NOTES ON ISSUE 1: ALLUSIONS
Morgiana in the Forty Thieves
A character from the Arabian Nights. Brewer's Dictionary
of Phrase and Fable describes her thus:
The clever, faithful, female slave of
Ali Baba, who pries into the forty jars, and discovers that
every jar, but one, contains a man. She takes oil from the only
one containing it, and having made it boiling hot, pours enough
into each jar to kill the thief concealed there. At last she
kills the captain of the gang, and marries her master's son.
that famous cow with the crumpled horn who tossed the dog
who worried the cat who killed the rat who ate the maltů

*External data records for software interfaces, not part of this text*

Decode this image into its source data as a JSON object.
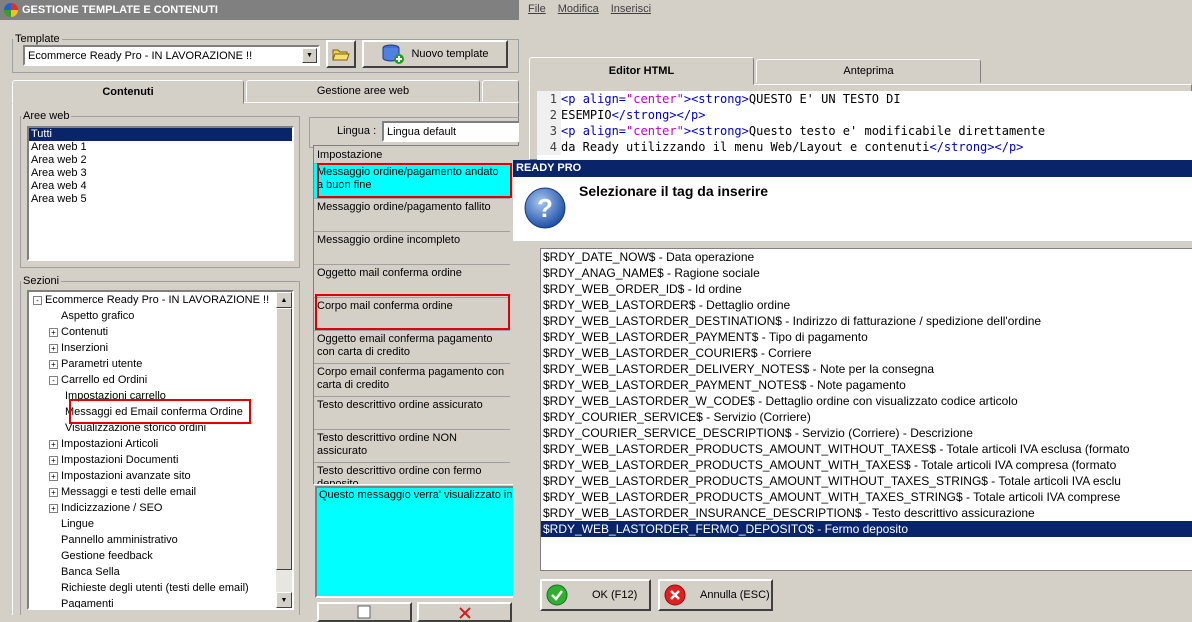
{
  "main_window": {
    "title": "GESTIONE TEMPLATE E CONTENUTI",
    "template_group_label": "Template",
    "template_selected": "Ecommerce Ready Pro - IN LAVORAZIONE !!",
    "new_template_label": "Nuovo template",
    "tabs": [
      "Contenuti",
      "Gestione aree web"
    ],
    "aree_web_label": "Aree web",
    "aree_web": [
      "Tutti",
      "Area web 1",
      "Area web 2",
      "Area web 3",
      "Area web 4",
      "Area web 5"
    ],
    "sezioni_label": "Sezioni",
    "tree": [
      {
        "label": "Ecommerce Ready Pro - IN LAVORAZIONE !!",
        "level": 0,
        "expander": "-"
      },
      {
        "label": "Aspetto grafico",
        "level": 1,
        "expander": ""
      },
      {
        "label": "Contenuti",
        "level": 1,
        "expander": "+"
      },
      {
        "label": "Inserzioni",
        "level": 1,
        "expander": "+"
      },
      {
        "label": "Parametri utente",
        "level": 1,
        "expander": "+"
      },
      {
        "label": "Carrello ed Ordini",
        "level": 1,
        "expander": "-"
      },
      {
        "label": "Impostazioni carrello",
        "level": 2,
        "expander": ""
      },
      {
        "label": "Messaggi ed Email conferma Ordine",
        "level": 2,
        "expander": ""
      },
      {
        "label": "Visualizzazione storico ordini",
        "level": 2,
        "expander": ""
      },
      {
        "label": "Impostazioni Articoli",
        "level": 1,
        "expander": "+"
      },
      {
        "label": "Impostazioni Documenti",
        "level": 1,
        "expander": "+"
      },
      {
        "label": "Impostazioni avanzate sito",
        "level": 1,
        "expander": "+"
      },
      {
        "label": "Messaggi e testi delle email",
        "level": 1,
        "expander": "+"
      },
      {
        "label": "Indicizzazione / SEO",
        "level": 1,
        "expander": "+"
      },
      {
        "label": "Lingue",
        "level": 1,
        "expander": ""
      },
      {
        "label": "Pannello amministrativo",
        "level": 1,
        "expander": ""
      },
      {
        "label": "Gestione feedback",
        "level": 1,
        "expander": ""
      },
      {
        "label": "Banca Sella",
        "level": 1,
        "expander": ""
      },
      {
        "label": "Richieste degli utenti (testi delle email)",
        "level": 1,
        "expander": ""
      },
      {
        "label": "Pagamenti",
        "level": 1,
        "expander": ""
      }
    ],
    "lingua_label": "Lingua :",
    "lingua_value": "Lingua default",
    "impostazione_header": "Impostazione",
    "settings": [
      "Messaggio ordine/pagamento andato a buon fine",
      "Messaggio ordine/pagamento fallito",
      "Messaggio ordine incompleto",
      "Oggetto mail conferma ordine",
      "Corpo mail conferma ordine",
      "Oggetto email conferma pagamento con carta di credito",
      "Corpo email conferma pagamento con carta di credito",
      "Testo descrittivo ordine assicurato",
      "Testo descrittivo ordine NON assicurato",
      "Testo descrittivo ordine con fermo deposito"
    ],
    "preview_text": "Questo messaggio verra' visualizzato in"
  },
  "editor": {
    "menu": [
      "File",
      "Modifica",
      "Inserisci"
    ],
    "tabs": [
      "Editor HTML",
      "Anteprima"
    ],
    "lines": [
      {
        "num": "1",
        "parts": [
          [
            "tag",
            "<p "
          ],
          [
            "att",
            "align="
          ],
          [
            "str",
            "\"center\""
          ],
          [
            "tag",
            "><strong>"
          ],
          [
            "txt",
            "QUESTO E' UN TESTO DI"
          ]
        ]
      },
      {
        "num": "2",
        "parts": [
          [
            "txt",
            "ESEMPIO"
          ],
          [
            "tag",
            "</strong></p>"
          ]
        ]
      },
      {
        "num": "3",
        "parts": [
          [
            "tag",
            "<p "
          ],
          [
            "att",
            "align="
          ],
          [
            "str",
            "\"center\""
          ],
          [
            "tag",
            "><strong>"
          ],
          [
            "txt",
            "Questo testo e' modificabile direttamente"
          ]
        ]
      },
      {
        "num": "4",
        "parts": [
          [
            "txt",
            "da Ready utilizzando il menu Web/Layout e contenuti"
          ],
          [
            "tag",
            "</strong></p>"
          ]
        ]
      }
    ]
  },
  "dialog": {
    "title": "READY PRO",
    "heading": "Selezionare il tag da inserire",
    "items": [
      "$RDY_DATE_NOW$ - Data operazione",
      "$RDY_ANAG_NAME$ - Ragione sociale",
      "$RDY_WEB_ORDER_ID$ - Id ordine",
      "$RDY_WEB_LASTORDER$ - Dettaglio ordine",
      "$RDY_WEB_LASTORDER_DESTINATION$ - Indirizzo di fatturazione / spedizione dell'ordine",
      "$RDY_WEB_LASTORDER_PAYMENT$ - Tipo di pagamento",
      "$RDY_WEB_LASTORDER_COURIER$ - Corriere",
      "$RDY_WEB_LASTORDER_DELIVERY_NOTES$ - Note per la consegna",
      "$RDY_WEB_LASTORDER_PAYMENT_NOTES$ - Note pagamento",
      "$RDY_WEB_LASTORDER_W_CODE$ - Dettaglio ordine con visualizzato codice articolo",
      "$RDY_COURIER_SERVICE$ - Servizio (Corriere)",
      "$RDY_COURIER_SERVICE_DESCRIPTION$ - Servizio (Corriere) - Descrizione",
      "$RDY_WEB_LASTORDER_PRODUCTS_AMOUNT_WITHOUT_TAXES$ - Totale articoli IVA esclusa (formato",
      "$RDY_WEB_LASTORDER_PRODUCTS_AMOUNT_WITH_TAXES$ - Totale articoli IVA compresa (formato",
      "$RDY_WEB_LASTORDER_PRODUCTS_AMOUNT_WITHOUT_TAXES_STRING$ - Totale articoli IVA esclu",
      "$RDY_WEB_LASTORDER_PRODUCTS_AMOUNT_WITH_TAXES_STRING$ - Totale articoli IVA comprese",
      "$RDY_WEB_LASTORDER_INSURANCE_DESCRIPTION$ - Testo descrittivo assicurazione",
      "$RDY_WEB_LASTORDER_FERMO_DEPOSITO$ - Fermo deposito"
    ],
    "selected_index": 17,
    "ok_label": "OK (F12)",
    "cancel_label": "Annulla (ESC)"
  }
}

This passage is taken from the well-known nursery rhyme "The
House that Jack Built." Dickens uses multiple references
to children's rhymes, songs, and stories in this passage to
underscore his point: that the young Gradgrinds have been deprived

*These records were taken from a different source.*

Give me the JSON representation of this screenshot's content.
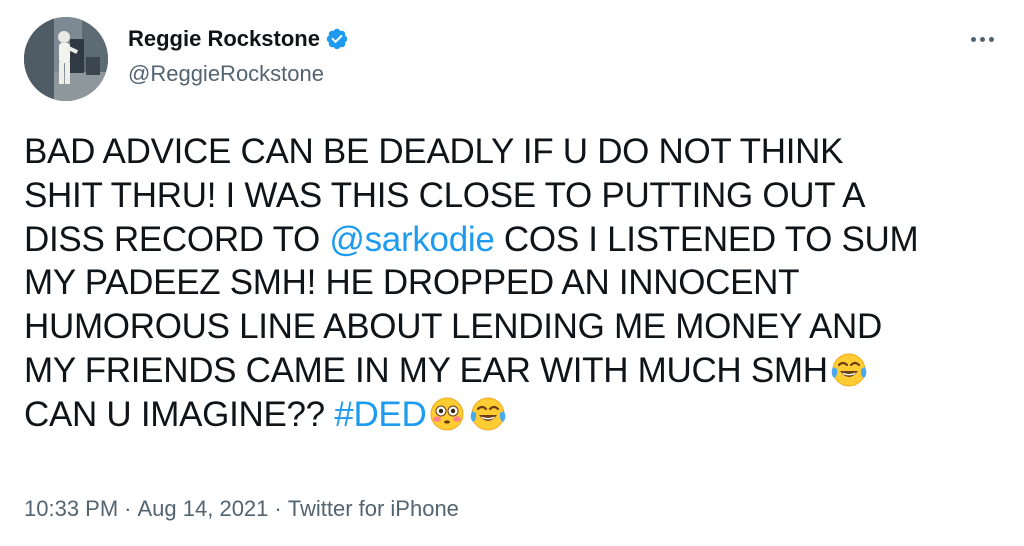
{
  "author": {
    "display_name": "Reggie Rockstone",
    "handle": "@ReggieRockstone",
    "verified": true
  },
  "tweet": {
    "lines": [
      [
        {
          "t": "text",
          "v": "BAD ADVICE CAN BE DEADLY IF U DO NOT THINK"
        }
      ],
      [
        {
          "t": "text",
          "v": "SHIT THRU! I WAS THIS CLOSE TO PUTTING OUT A"
        }
      ],
      [
        {
          "t": "text",
          "v": "DISS RECORD TO "
        },
        {
          "t": "mention",
          "v": "@sarkodie"
        },
        {
          "t": "text",
          "v": " COS I LISTENED TO SUM"
        }
      ],
      [
        {
          "t": "text",
          "v": "MY PADEEZ SMH! HE DROPPED AN INNOCENT"
        }
      ],
      [
        {
          "t": "text",
          "v": "HUMOROUS LINE ABOUT LENDING ME MONEY AND"
        }
      ],
      [
        {
          "t": "text",
          "v": "MY FRIENDS CAME IN MY EAR WITH MUCH SMH"
        },
        {
          "t": "emoji",
          "v": "tears-of-joy-emoji"
        }
      ],
      [
        {
          "t": "text",
          "v": "CAN U IMAGINE?? "
        },
        {
          "t": "hashtag",
          "v": "#DED"
        },
        {
          "t": "emoji",
          "v": "flushed-face-emoji"
        },
        {
          "t": "emoji",
          "v": "tears-of-joy-emoji"
        }
      ]
    ]
  },
  "meta": {
    "time": "10:33 PM",
    "separator": "·",
    "date": "Aug 14, 2021",
    "source": "Twitter for iPhone"
  },
  "colors": {
    "text": "#0f1419",
    "secondary": "#536471",
    "link": "#1d9bf0",
    "verified": "#1d9bf0"
  },
  "icons": {
    "verified": "verified-badge-icon",
    "more": "more-options-icon"
  }
}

of a childhood.
that yet more famous cow who swallowed Tom Thumb
Tom Thumb was originally the diminutive hero of Henry Fielding's

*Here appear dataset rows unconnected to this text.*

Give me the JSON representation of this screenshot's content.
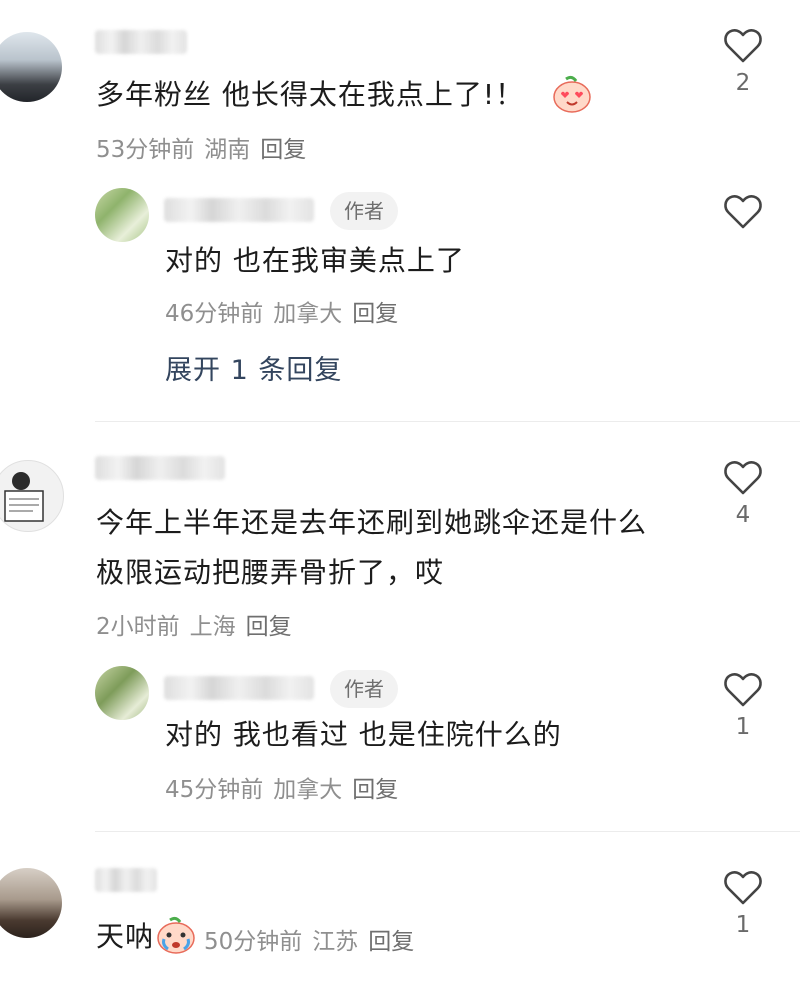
{
  "comments": [
    {
      "text": "多年粉丝 他长得太在我点上了!！",
      "time": "53分钟前",
      "location": "湖南",
      "reply_label": "回复",
      "likes": "2",
      "replies": [
        {
          "author_badge": "作者",
          "text": "对的 也在我审美点上了",
          "time": "46分钟前",
          "location": "加拿大",
          "reply_label": "回复",
          "likes": ""
        }
      ],
      "expand_label": "展开 1 条回复"
    },
    {
      "text_lines": [
        "今年上半年还是去年还刷到她跳伞还是什么",
        "极限运动把腰弄骨折了，哎"
      ],
      "time": "2小时前",
      "location": "上海",
      "reply_label": "回复",
      "likes": "4",
      "replies": [
        {
          "author_badge": "作者",
          "text": "对的 我也看过 也是住院什么的",
          "time": "45分钟前",
          "location": "加拿大",
          "reply_label": "回复",
          "likes": "1"
        }
      ]
    },
    {
      "text": "天呐",
      "time": "50分钟前",
      "location": "江苏",
      "reply_label": "回复",
      "likes": "1"
    }
  ],
  "icons": {
    "like": "heart-outline-icon",
    "emoji_love": "heart-eyes-emoji-icon",
    "emoji_cry": "crying-emoji-icon"
  }
}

The Tragedy of Tragedies, or, The Life and Death of Tom Thumb
the Great (1730). George Cruikshank—an important illustrator
of the day, who illustrated many of Dickens's early works—included
a version of the story in his Fairy Library (1853-4).
The figure of Mrs. Grundy—originally an unseen character
from Thomas Morton's play Speed the Plough (1798), to
whom the onstage characters refer as a censorious judge of their
behavior—had become a cliché of respectability
by the mid-nineteenth century.